#### Input records:

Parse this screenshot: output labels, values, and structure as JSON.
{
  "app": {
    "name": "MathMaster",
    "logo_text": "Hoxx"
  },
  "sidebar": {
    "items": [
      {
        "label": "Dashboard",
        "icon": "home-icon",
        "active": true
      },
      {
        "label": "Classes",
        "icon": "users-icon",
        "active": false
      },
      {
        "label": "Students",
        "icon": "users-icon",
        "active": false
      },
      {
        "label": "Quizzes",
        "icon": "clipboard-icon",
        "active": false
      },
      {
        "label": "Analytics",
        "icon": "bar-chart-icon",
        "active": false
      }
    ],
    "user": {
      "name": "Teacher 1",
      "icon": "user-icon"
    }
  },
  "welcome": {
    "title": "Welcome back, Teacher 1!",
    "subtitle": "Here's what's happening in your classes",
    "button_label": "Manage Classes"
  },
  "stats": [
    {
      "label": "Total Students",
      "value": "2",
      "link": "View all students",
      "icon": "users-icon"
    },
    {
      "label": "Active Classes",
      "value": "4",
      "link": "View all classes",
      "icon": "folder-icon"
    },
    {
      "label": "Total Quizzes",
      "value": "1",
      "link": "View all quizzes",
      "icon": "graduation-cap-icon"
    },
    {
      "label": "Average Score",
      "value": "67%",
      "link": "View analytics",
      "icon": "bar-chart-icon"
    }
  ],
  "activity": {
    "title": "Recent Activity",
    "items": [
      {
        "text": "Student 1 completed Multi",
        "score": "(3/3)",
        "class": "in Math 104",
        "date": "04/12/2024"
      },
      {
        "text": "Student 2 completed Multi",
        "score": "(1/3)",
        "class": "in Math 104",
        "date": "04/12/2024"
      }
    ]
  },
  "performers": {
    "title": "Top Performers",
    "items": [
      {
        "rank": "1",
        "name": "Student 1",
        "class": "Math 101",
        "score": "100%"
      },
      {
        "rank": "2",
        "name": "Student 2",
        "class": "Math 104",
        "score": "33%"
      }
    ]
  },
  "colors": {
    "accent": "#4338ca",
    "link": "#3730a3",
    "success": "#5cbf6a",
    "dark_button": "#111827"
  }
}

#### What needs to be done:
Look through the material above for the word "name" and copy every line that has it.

#### Solution below:
    "name": "MathMaster",
      "name": "Teacher 1",
        "name": "Student 1",
        "name": "Student 2",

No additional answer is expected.